The psychological impact of alopeciaBMJ 2005; 331 doi: https://doi.org/10.1136/bmj.331.7522.951 (Published 20 October 2005) Cite this as: BMJ 2005;331:951
- Nigel Hunt, lecturer in applied psychology (email@example.com)1,
- Sue McHale, senior lecturer in biopsychology2
- 1University of Nottingham, Institute of Work, Health and Organisations, University of Nottingham, Nottingham Science and Technology Park, Nottingham NG7 2RQ UK
- 2Psychology Group, Sheffield Hallam University, Sheffield S1 1WB
- Correspondence to: N Hunt
- Accepted 21 September 2005
Alopecia is a chronic dermatological disorder in which people lose some or all of the hair on their head and sometimes on their body as well. It is a chronic inflammatory disease that affects the hair follicles. It is neither life threatening nor painful, though there can be irritation of the skin, as well as physical problems resulting from the loss of eyelashes and eyebrows. The aetiology and subsequent development of alopecia is not fully understood, but it is an autoimmune disorder that arises from a combination of genetic and environmental influences.1 We have included alopecia secondary to chemotherapy in the current review as, although there are fundamental aetiological differences, they may share similarities—for example, anxiety arising from the alopecia and the psychological impact relating to identity.
Alopecia has few physically harmful effects, but may lead to psychological consequences, including high levels of anxiety and depression. Medical treatment for the disorder has limited effectiveness, and the failure to find a cure can leave patients very distressed. This article reviews the research into the psychological impact of alopecia.
Sources and selection criteria
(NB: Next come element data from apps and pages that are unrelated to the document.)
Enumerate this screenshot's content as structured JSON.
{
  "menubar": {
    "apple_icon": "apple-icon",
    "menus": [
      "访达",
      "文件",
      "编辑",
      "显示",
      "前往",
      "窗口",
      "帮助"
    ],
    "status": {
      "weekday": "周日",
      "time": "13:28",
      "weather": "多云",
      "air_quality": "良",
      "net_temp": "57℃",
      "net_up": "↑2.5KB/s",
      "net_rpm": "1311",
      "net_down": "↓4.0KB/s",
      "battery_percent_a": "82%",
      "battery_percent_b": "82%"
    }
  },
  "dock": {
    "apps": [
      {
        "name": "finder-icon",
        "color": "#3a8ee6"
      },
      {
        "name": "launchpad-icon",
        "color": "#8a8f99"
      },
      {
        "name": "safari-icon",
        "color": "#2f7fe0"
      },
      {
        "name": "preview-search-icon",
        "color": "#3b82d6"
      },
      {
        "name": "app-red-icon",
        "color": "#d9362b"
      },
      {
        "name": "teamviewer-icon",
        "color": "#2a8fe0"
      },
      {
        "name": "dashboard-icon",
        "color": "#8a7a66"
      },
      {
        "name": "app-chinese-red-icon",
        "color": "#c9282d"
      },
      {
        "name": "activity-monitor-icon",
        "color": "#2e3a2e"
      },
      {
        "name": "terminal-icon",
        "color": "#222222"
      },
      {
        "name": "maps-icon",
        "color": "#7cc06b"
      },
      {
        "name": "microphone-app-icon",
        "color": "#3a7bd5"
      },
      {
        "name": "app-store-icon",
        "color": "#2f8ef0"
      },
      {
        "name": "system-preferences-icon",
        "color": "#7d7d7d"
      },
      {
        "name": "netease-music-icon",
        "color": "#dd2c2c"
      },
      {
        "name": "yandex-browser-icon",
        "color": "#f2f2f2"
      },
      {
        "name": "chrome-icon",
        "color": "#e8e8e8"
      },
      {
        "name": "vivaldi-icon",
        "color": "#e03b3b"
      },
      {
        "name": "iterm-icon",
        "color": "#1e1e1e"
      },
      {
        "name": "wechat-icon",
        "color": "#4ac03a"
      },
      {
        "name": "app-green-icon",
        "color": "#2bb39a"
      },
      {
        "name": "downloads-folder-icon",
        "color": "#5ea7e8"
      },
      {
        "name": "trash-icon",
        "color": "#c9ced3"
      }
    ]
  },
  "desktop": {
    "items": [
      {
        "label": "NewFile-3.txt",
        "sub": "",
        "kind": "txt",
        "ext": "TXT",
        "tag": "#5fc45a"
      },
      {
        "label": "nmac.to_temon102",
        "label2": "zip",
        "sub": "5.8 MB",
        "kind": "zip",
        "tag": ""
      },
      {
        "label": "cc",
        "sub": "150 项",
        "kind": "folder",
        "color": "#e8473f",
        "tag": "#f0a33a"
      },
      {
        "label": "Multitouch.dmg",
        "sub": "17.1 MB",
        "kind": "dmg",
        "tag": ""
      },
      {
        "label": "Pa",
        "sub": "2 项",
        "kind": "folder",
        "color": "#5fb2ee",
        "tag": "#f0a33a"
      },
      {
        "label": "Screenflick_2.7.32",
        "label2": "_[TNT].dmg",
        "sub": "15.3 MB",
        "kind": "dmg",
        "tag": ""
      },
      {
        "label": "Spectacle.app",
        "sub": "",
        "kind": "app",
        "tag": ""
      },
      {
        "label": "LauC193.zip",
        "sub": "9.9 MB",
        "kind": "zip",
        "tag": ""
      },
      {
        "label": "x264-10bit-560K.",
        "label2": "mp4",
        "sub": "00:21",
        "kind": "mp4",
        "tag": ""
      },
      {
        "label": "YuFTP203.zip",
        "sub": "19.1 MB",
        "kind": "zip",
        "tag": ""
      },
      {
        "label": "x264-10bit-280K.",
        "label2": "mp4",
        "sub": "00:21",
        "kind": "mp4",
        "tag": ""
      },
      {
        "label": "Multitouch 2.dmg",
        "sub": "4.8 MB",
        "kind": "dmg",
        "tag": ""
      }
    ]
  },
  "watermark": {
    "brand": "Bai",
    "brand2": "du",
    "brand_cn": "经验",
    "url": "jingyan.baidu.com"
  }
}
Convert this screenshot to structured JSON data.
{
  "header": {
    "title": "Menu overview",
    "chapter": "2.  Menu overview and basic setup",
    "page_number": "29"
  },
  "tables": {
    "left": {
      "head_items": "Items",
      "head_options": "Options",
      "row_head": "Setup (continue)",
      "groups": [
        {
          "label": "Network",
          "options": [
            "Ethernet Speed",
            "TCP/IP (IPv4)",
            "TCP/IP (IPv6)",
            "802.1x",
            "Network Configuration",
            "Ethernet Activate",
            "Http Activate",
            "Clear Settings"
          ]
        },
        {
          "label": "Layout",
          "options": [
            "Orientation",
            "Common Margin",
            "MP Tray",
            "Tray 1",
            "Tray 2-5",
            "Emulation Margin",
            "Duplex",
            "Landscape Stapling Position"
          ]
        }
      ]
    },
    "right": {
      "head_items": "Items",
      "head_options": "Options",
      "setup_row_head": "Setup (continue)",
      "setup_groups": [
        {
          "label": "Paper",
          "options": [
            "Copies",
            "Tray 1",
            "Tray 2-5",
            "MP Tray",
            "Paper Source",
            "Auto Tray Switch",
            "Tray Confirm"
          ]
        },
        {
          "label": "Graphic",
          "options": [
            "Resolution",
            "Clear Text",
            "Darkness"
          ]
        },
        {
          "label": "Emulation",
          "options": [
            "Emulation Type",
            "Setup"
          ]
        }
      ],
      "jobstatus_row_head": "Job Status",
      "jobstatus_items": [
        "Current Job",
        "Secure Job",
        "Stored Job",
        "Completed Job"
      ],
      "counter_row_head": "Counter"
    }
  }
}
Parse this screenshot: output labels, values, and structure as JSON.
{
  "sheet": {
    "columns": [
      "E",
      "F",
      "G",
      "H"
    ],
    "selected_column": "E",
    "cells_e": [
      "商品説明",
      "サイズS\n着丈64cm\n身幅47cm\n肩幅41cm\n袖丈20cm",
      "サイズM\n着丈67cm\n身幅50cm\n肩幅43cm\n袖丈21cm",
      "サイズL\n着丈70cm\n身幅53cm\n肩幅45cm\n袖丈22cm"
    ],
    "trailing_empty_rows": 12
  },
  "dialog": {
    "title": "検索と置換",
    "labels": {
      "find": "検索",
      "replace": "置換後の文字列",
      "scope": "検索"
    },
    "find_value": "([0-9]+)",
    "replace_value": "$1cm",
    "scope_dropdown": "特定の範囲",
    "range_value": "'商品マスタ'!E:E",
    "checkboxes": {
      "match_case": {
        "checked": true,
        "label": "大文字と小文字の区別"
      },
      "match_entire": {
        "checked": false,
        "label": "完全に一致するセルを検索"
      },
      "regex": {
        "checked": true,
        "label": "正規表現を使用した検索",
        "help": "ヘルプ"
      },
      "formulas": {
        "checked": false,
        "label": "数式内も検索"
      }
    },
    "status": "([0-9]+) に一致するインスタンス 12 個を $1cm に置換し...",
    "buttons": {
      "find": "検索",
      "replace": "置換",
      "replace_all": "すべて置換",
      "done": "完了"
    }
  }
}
We conducted the searches for this clinical review in September 2005 through Ovid, focusing particularly on Medline, PsycINFO, ScienceDirect, the Cochrane Library, and the Web of Science. Searches went as far back as 1980. The main terms used were: alopecia, stress, psychology, treatment, anxiety, depression, and trauma. We also examined the reference lists of articles found. We included all studies that focused on the psychological consequences of alopecia, irrespective of method used. Studies were excluded if they focused on androgenetic alopecia. We included studies relating to hair loss from chemotherapy, as some of the evidence shows that such hair loss can be psychologically damaging beyond the impact of the chemotherapy. We included a total of 34 studies in the analysis (table). …